To do:
The required answer is every line of the data containing the word "name".

Records below:

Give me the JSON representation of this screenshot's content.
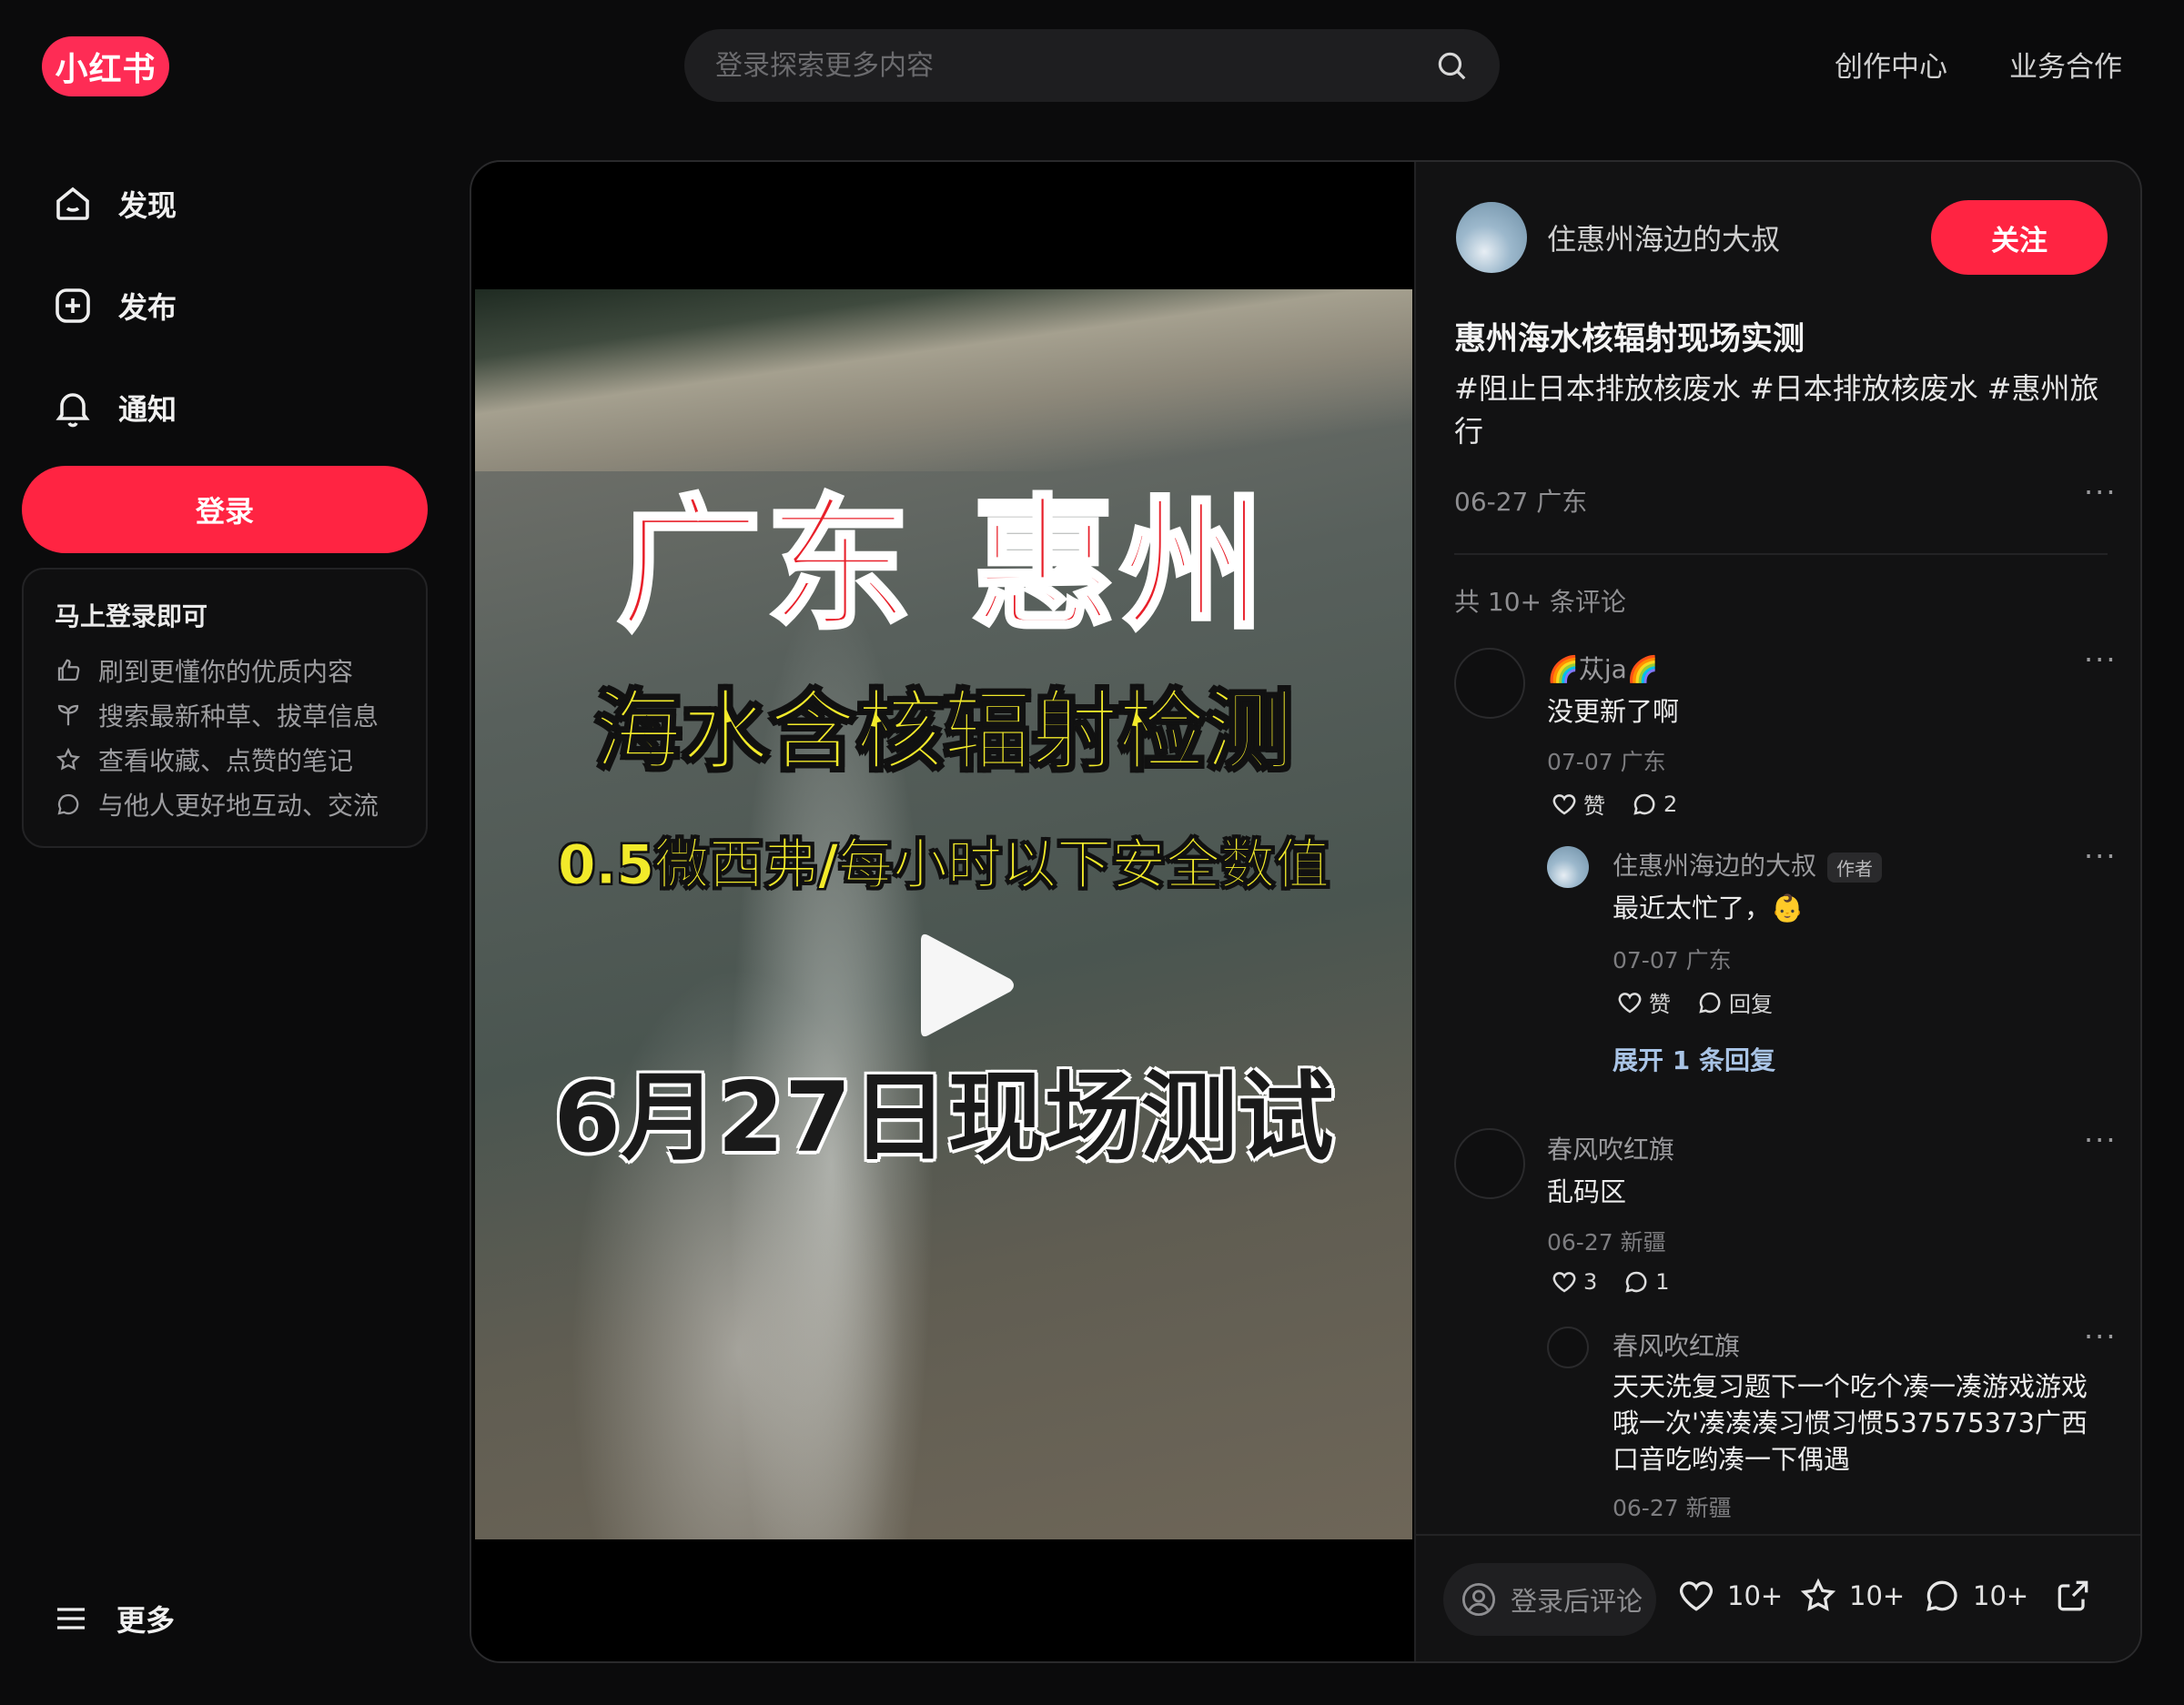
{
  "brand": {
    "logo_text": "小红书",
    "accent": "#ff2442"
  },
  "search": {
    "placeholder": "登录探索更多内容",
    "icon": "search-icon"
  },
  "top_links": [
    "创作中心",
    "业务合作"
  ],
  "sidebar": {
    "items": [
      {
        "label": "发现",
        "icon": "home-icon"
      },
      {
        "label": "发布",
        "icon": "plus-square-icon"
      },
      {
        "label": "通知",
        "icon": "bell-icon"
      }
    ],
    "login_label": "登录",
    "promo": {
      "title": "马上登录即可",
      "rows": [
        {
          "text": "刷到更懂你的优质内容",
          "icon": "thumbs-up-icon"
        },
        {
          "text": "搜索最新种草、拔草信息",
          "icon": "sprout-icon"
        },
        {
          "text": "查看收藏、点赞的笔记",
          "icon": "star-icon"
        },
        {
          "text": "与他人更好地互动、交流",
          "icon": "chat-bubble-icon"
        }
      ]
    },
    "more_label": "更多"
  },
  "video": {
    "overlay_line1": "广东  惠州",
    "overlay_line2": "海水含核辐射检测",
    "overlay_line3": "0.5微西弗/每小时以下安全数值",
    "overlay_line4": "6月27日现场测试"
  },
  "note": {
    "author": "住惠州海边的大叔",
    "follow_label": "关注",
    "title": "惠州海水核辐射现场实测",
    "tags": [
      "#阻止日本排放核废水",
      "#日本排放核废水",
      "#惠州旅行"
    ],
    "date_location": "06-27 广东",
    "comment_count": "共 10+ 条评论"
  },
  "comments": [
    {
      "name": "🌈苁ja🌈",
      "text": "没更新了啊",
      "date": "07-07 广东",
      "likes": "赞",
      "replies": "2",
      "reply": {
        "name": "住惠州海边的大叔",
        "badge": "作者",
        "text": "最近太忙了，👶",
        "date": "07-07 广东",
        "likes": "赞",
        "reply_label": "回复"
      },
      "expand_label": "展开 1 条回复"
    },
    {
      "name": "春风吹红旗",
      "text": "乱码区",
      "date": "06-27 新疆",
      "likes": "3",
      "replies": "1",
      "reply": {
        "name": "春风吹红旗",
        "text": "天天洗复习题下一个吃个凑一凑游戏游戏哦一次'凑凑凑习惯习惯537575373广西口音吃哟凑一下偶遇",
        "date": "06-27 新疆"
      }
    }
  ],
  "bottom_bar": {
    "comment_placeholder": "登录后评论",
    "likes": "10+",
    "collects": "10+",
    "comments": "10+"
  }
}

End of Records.

Response box:
      "name": "🌈苁ja🌈",
        "name": "住惠州海边的大叔",
      "name": "春风吹红旗",
        "name": "春风吹红旗",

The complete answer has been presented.